ISLAMABAD, June 9: Customs officers at the Islamabad airport seized a large black plastic bag from an outbound passenger late last month but left the expert inspection of its contents to archaeologists.
“It was smart of them to bring the catch to us,” Director General of the Department of Archaeology and Museums (DOAM) Fazaldad Kakar told Dawn, grateful for the 75 kilogrammes of old coins, seals, metal and bronze items, ornaments and numerous counterfeit necklaces and seals that the bag yielded.
“In my opinion this piece is roughly 2,500 year old,” he said admiring a simple earthen pot with decorative patterns.
There were four more such “original items” in the lot that he believed came from the prehistoric settlements in Balochistan.
But the passenger Ahsan Ullah caught trying to smuggle out the historical artifacts on May 27, 2013 was allowed to board his flight TG350 to Bangkok, according to a report of the Office of the Assistant Collector Customs Benazir Bhutto International Airport.
“A passenger is not detained and made to miss flight in such cases. But the belongings are confiscated if the customs doubt that the passenger cannot carry certain items with him/her out of the country such as these unless absolutely sure that the objects are not antiquities.
Verifying such objects is a lengthy process,” explained a customs officer.
Inspector Customs Riaz Ahmad, who had brought the detained objects to the office of the DOAM to confirm that the items were antiquities, said the package, with a name and address tag, was found during a manual inspection. “The passenger claimed the items were gifts but we were not convinced,” he said.
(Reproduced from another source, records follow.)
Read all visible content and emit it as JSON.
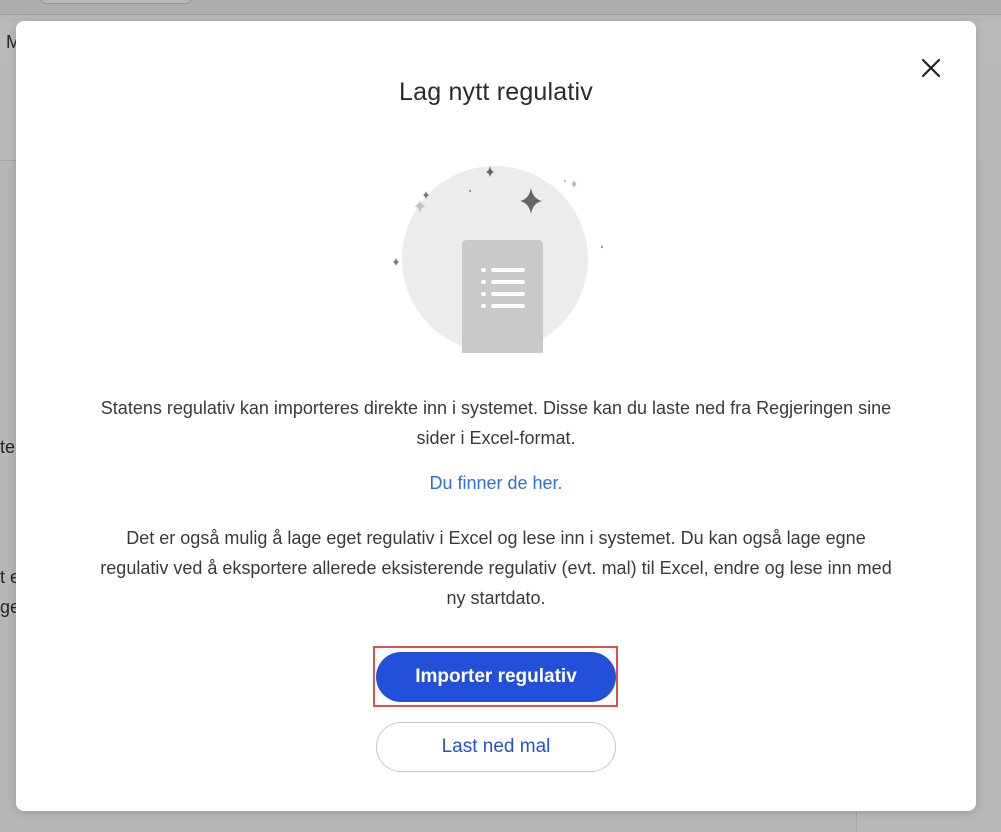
{
  "background": {
    "fragments": [
      "M",
      "te",
      "t e",
      "ge"
    ]
  },
  "modal": {
    "title": "Lag nytt regulativ",
    "close_icon": "close-icon",
    "illustration_icon": "document-sparkle-illustration",
    "paragraph1": "Statens regulativ kan importeres direkte inn i systemet. Disse kan du laste ned fra Regjeringen sine sider i Excel-format.",
    "link_text": "Du finner de her.",
    "paragraph2": "Det er også mulig å lage eget regulativ i Excel og lese inn i systemet. Du kan også lage egne regulativ ved å eksportere allerede eksisterende regulativ (evt. mal) til Excel, endre og lese inn med ny startdato.",
    "primary_button": "Importer regulativ",
    "secondary_button": "Last ned mal"
  },
  "colors": {
    "primary": "#2350d9",
    "link": "#2d6fdc",
    "highlight": "#d9534f"
  }
}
Initially the archaeological experts placed the Balochistan pottery and coins, probably from Greek and Kushan periods, in the Gandhara region, and figurines carved out of semi-precious stones crystals, turquoise, carnelian and agate, and ancient seals and beads, between 3,000 BC and 5th Century AD.
The confiscated items included objects of later stages too, such as the Islamic period.
Archaeologists were also surprised that these items had been collected from vast regions, not just Balochistan or Gandhara.
“The design and decorations of some antiquities suggest that they are from Central Asian region, and areas as far away as around the Aegean Sea above the Mediterranean Sea along the shores of Greece and Turkey,” said another expert holding a small leather object.
It was a little over an inch long and probably worn as amulet. Concealed inside it was the figure of Christ on a cross and two tiny silver coins.
When the official tried to read the inscriptions possibly in French, under a microscope, it said, The League of Sacred Heart of Jesus, a Catholic organisation established in 1800 in France that particularly focused on the education of girls.
Nearly, 100 glass items, which appeared to be Gandhara specific, were also part of the collection. But the experts doubted they were originals.
The decorative coating that shone like pearl came off when the official scratched the surface.
“This is definitely a copy of the glass pottery and other items found in the Gandhara in Taxila. We do not know how they achieved it hundreds of years ago, but the rainbow-like colours were incorporated in the glass and gleam even today,” said the expert.
Other original and interesting items included an arrowhead and a spear end and bottle caps made of steel and bones.
The DOAM still has to verify some of the figurines that it counts among the “original antiques”.
Both the original and copies of the antiquities were returned to the Customs warehouse last week. There they would sit with other confiscated items until special customs courts decide their fate, or hands them to the DOAM. This could take months, even years.
A letter from the DOAM accompanied the items sent back to the Customs office said most of the items were antiquities and should be handed over to DOAM.
“Even the counterfeit objects should be returned to the DOAM according to law. The law does not permit anyone to produce copies/counterfeit unless the director-general has approved and an official permission is given,” a DOAM official said.
It took the legal procedures seven years to complete for the last such handing over to DOAM.